» TASK GOAL: Write out every line from the listing below where the string "name" is found.
------------------------
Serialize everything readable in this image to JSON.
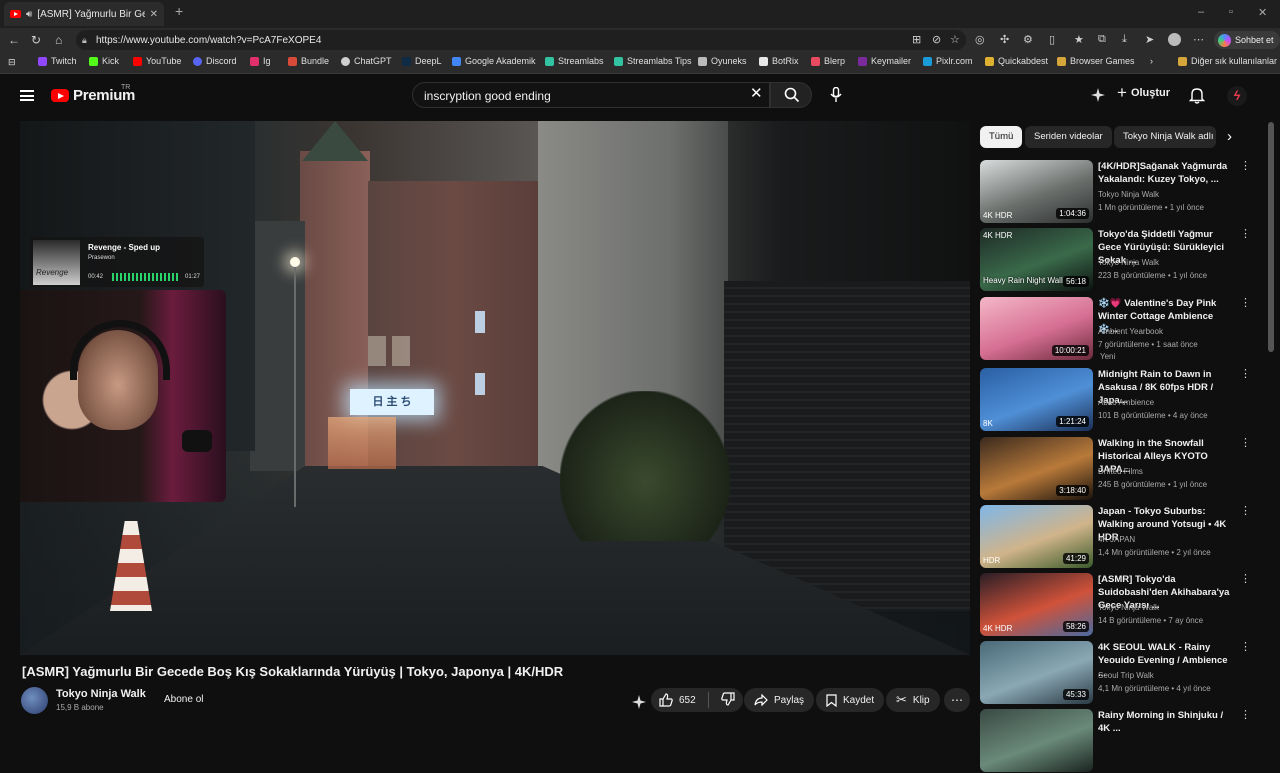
{
  "browser": {
    "tab_title": "[ASMR] Yağmurlu Bir Gecede",
    "url": "https://www.youtube.com/watch?v=PcA7FeXOPE4",
    "copilot_label": "Sohbet et",
    "bookmarks": [
      "Twitch",
      "Kick",
      "YouTube",
      "Discord",
      "Ig",
      "Bundle",
      "ChatGPT",
      "DeepL",
      "Google Akademik",
      "Streamlabs",
      "Streamlabs Tips",
      "Oyuneks",
      "BotRix",
      "Blerp",
      "Keymailer",
      "Pixlr.com",
      "Quickabdest",
      "Browser Games"
    ],
    "other_favorites": "Diğer sık kullanılanlar"
  },
  "header": {
    "logo_word": "Premium",
    "region": "TR",
    "search_value": "inscryption good ending",
    "create_label": "Oluştur"
  },
  "overlay": {
    "song": "Revenge - Sped up",
    "artist": "Prasewon",
    "time_elapsed": "00:42",
    "time_total": "01:27",
    "art_text": "Revenge",
    "sign_text": "日 主 ち"
  },
  "video": {
    "title": "[ASMR] Yağmurlu Bir Gecede Boş Kış Sokaklarında Yürüyüş | Tokyo, Japonya | 4K/HDR",
    "channel": "Tokyo Ninja Walk",
    "subscribers": "15,9 B abone",
    "subscribe_label": "Abone ol",
    "likes": "652",
    "share_label": "Paylaş",
    "save_label": "Kaydet",
    "clip_label": "Klip"
  },
  "chips": [
    "Tümü",
    "Seriden videolar",
    "Tokyo Ninja Walk adlı"
  ],
  "recommendations": [
    {
      "title": "[4K/HDR]Sağanak Yağmurda Yakalandı: Kuzey Tokyo, ...",
      "channel": "Tokyo Ninja Walk",
      "meta": "1 Mn görüntüleme • 1 yıl önce",
      "duration": "1:04:36",
      "badge": "4K HDR",
      "thumb_colors": [
        "#d8dcdc",
        "#6b6f6c",
        "#2c2f2f"
      ]
    },
    {
      "title": "Tokyo'da Şiddetli Yağmur Gece Yürüyüşü: Sürükleyici Sokak ...",
      "channel": "Tokyo Ninja Walk",
      "meta": "223 B görüntüleme • 1 yıl önce",
      "duration": "56:18",
      "badge": "4K HDR",
      "thumb_text": "Heavy Rain Night Wall",
      "thumb_colors": [
        "#1e2a26",
        "#3a6a4a",
        "#0c1210"
      ]
    },
    {
      "title": "❄️💗 Valentine's Day Pink Winter Cottage Ambience ❄️...",
      "channel": "Ambient Yearbook",
      "meta": "7 görüntüleme • 1 saat önce",
      "duration": "10:00:21",
      "new_label": "Yeni",
      "thumb_colors": [
        "#f4b7c8",
        "#d66f93",
        "#6b2a3c"
      ]
    },
    {
      "title": "Midnight Rain to Dawn in Asakusa / 8K 60fps HDR / Japa...",
      "channel": "Abao Ambience",
      "meta": "101 B görüntüleme • 4 ay önce",
      "duration": "1:21:24",
      "badge": "8K",
      "thumb_colors": [
        "#2a5fa3",
        "#4f8fd6",
        "#1b2f55"
      ]
    },
    {
      "title": "Walking in the Snowfall Historical Alleys KYOTO JAPA...",
      "channel": "Drifted Films",
      "meta": "245 B görüntüleme • 1 yıl önce",
      "duration": "3:18:40",
      "thumb_colors": [
        "#3a2a1e",
        "#b97a3a",
        "#1a120c"
      ]
    },
    {
      "title": "Japan - Tokyo Suburbs: Walking around Yotsugi • 4K HDR",
      "channel": "4K JAPAN",
      "meta": "1,4 Mn görüntüleme • 2 yıl önce",
      "duration": "41:29",
      "badge": "HDR",
      "thumb_colors": [
        "#7fb6e8",
        "#d0b48a",
        "#3a5a2a"
      ]
    },
    {
      "title": "[ASMR] Tokyo'da Suidobashi'den Akihabara'ya Gece Yarısı ...",
      "channel": "Tokyo Ninja Walk",
      "meta": "14 B görüntüleme • 7 ay önce",
      "duration": "58:26",
      "badge": "4K HDR",
      "thumb_colors": [
        "#2a1e26",
        "#d0523a",
        "#4a6aa0"
      ]
    },
    {
      "title": "4K SEOUL WALK - Rainy Yeouido Evening / Ambience ...",
      "channel": "Seoul Trip Walk",
      "meta": "4,1 Mn görüntüleme • 4 yıl önce",
      "duration": "45:33",
      "thumb_colors": [
        "#4a6a78",
        "#8aa8b4",
        "#2a3a44"
      ]
    },
    {
      "title": "Rainy Morning in Shinjuku / 4K ...",
      "channel": "",
      "meta": "",
      "duration": "",
      "thumb_colors": [
        "#3a4a44",
        "#6a8a7a",
        "#1a2420"
      ]
    }
  ]
}
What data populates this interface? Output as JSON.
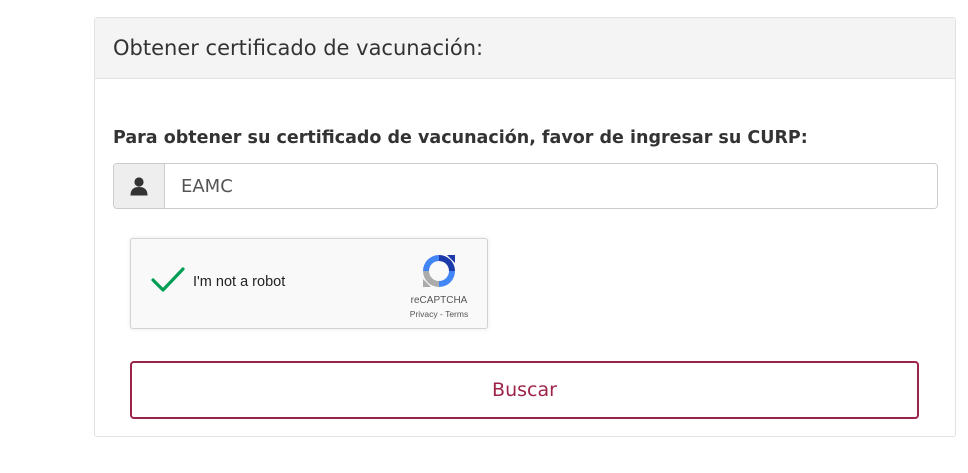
{
  "panel": {
    "title": "Obtener certificado de vacunación:",
    "instruction": "Para obtener su certificado de vacunación, favor de ingresar su CURP:"
  },
  "curp_input": {
    "value": "EAMC",
    "icon": "user-icon"
  },
  "recaptcha": {
    "label": "I'm not a robot",
    "checked": true,
    "brand": "reCAPTCHA",
    "privacy": "Privacy",
    "separator": " - ",
    "terms": "Terms"
  },
  "actions": {
    "search_label": "Buscar"
  },
  "colors": {
    "accent": "#9d2449",
    "check": "#009e55"
  }
}
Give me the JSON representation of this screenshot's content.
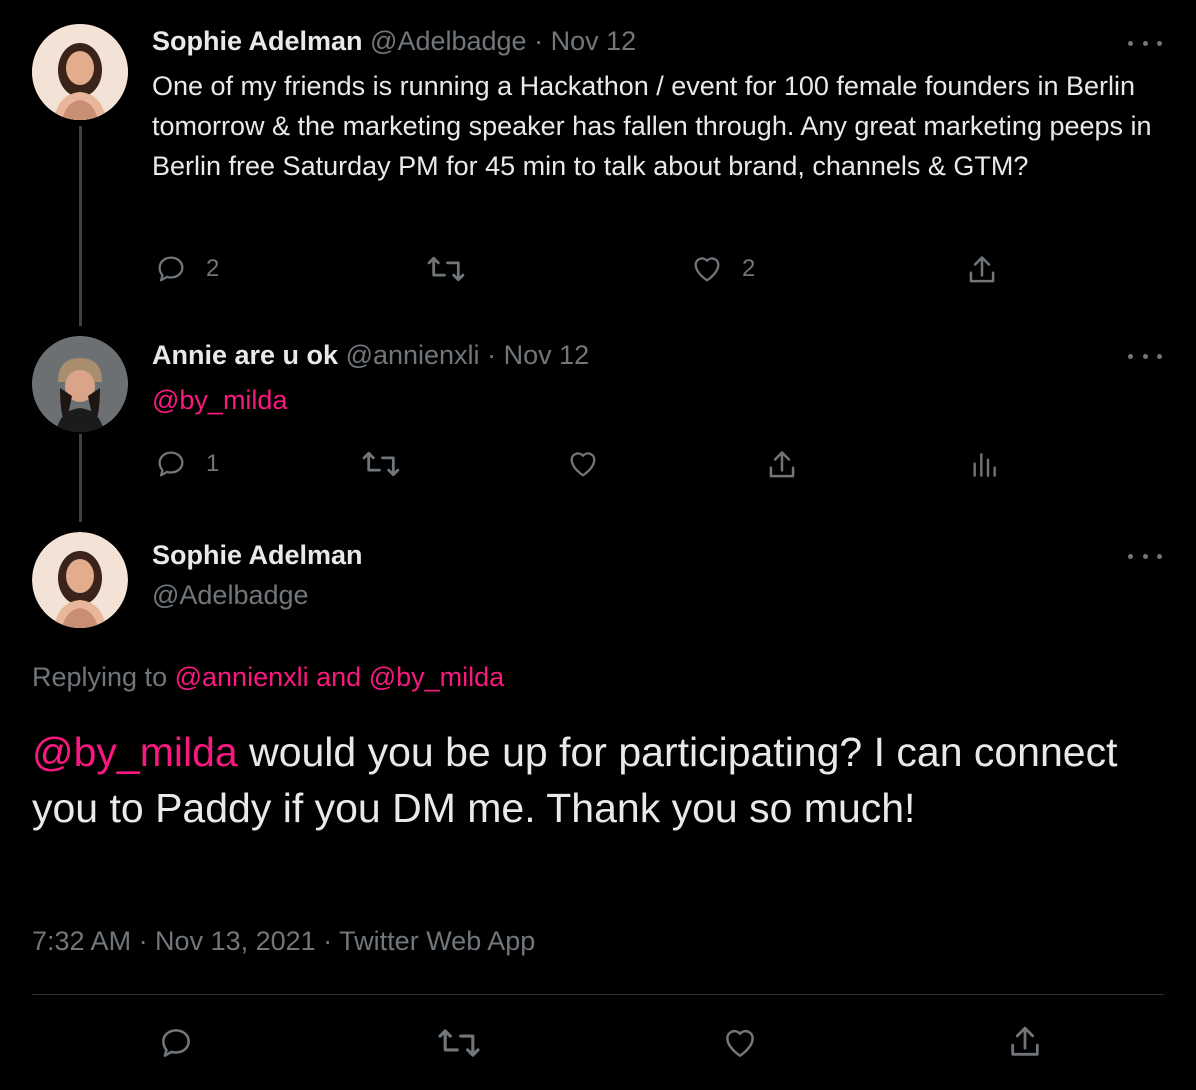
{
  "tweets": [
    {
      "name": "Sophie Adelman",
      "handle": "@Adelbadge",
      "date": "· Nov 12",
      "text": "One of my friends is running a Hackathon / event for 100 female founders in Berlin tomorrow & the marketing speaker has fallen through. Any great marketing peeps in Berlin free Saturday PM for 45 min to talk about brand, channels & GTM?",
      "reply_count": "2",
      "retweet_count": "",
      "like_count": "2"
    },
    {
      "name": "Annie are u ok",
      "handle": "@annienxli",
      "date": "· Nov 12",
      "text": "@by_milda",
      "reply_count": "1",
      "retweet_count": "",
      "like_count": ""
    }
  ],
  "main_tweet": {
    "name": "Sophie Adelman",
    "handle": "@Adelbadge",
    "replying_prefix": "Replying to",
    "replying_to_1": "@annienxli",
    "replying_and": "and",
    "replying_to_2": "@by_milda",
    "mention": "@by_milda",
    "text_rest": " would you be up for participating? I can connect you to Paddy if you DM me. Thank you so much!",
    "timestamp": "7:32 AM · Nov 13, 2021 · Twitter Web App"
  },
  "colors": {
    "background": "#000000",
    "text": "#e7e9ea",
    "muted": "#71767b",
    "mention": "#f91880"
  },
  "icons": [
    "reply-icon",
    "retweet-icon",
    "like-icon",
    "share-icon",
    "analytics-icon",
    "more-icon"
  ]
}
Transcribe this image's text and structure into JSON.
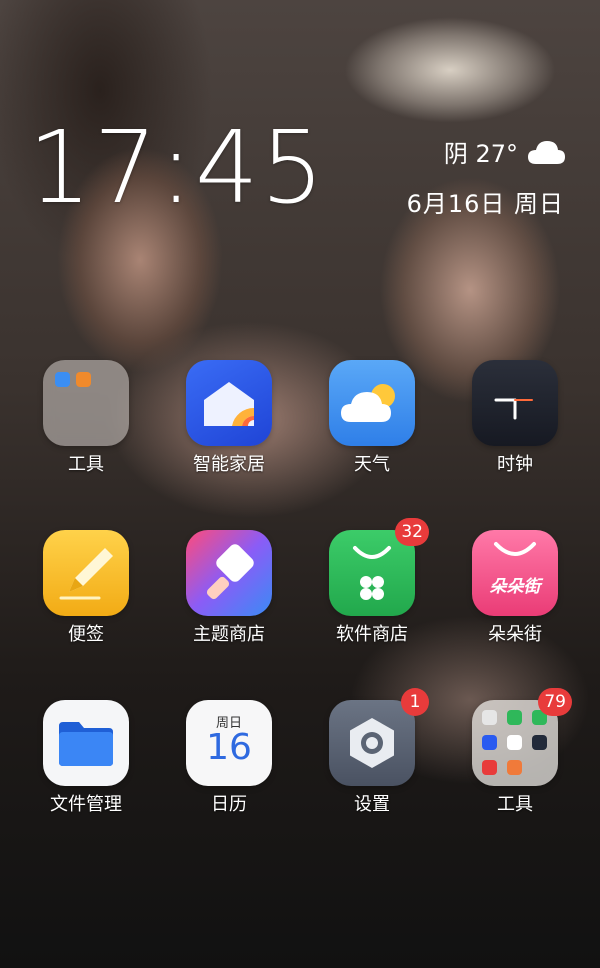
{
  "status": {
    "time": "17:45",
    "weather": "阴 27°",
    "weather_icon": "cloud-icon",
    "date": "6月16日  周日"
  },
  "apps": [
    {
      "label": "工具",
      "icon": "folder-icon"
    },
    {
      "label": "智能家居",
      "icon": "smart-home-icon"
    },
    {
      "label": "天气",
      "icon": "weather-icon"
    },
    {
      "label": "时钟",
      "icon": "clock-icon"
    },
    {
      "label": "便签",
      "icon": "notes-icon"
    },
    {
      "label": "主题商店",
      "icon": "themes-icon"
    },
    {
      "label": "软件商店",
      "icon": "app-store-icon",
      "badge": "32"
    },
    {
      "label": "朵朵街",
      "icon": "shopping-bag-icon"
    },
    {
      "label": "文件管理",
      "icon": "files-icon"
    },
    {
      "label": "日历",
      "icon": "calendar-icon"
    },
    {
      "label": "设置",
      "icon": "settings-icon",
      "badge": "1"
    },
    {
      "label": "工具",
      "icon": "folder-icon",
      "badge": "79"
    }
  ],
  "calendar": {
    "weekday": "周日",
    "day": "16"
  },
  "duoduo": {
    "text": "朵朵街"
  },
  "colors": {
    "badge": "#e83b3b",
    "smart_home": "#2a5bf0",
    "weather": "#3d8ff0",
    "notes": "#f7c12d",
    "app_store": "#2fb85a",
    "duoduo": "#f0508a",
    "files": "#2e7bf0",
    "settings": "#5b6474"
  }
}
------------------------
» SOLUTION FOR THIS TASK:
      "name": "Sophie Adelman",
      "name": "Annie are u ok",
    "name": "Sophie Adelman",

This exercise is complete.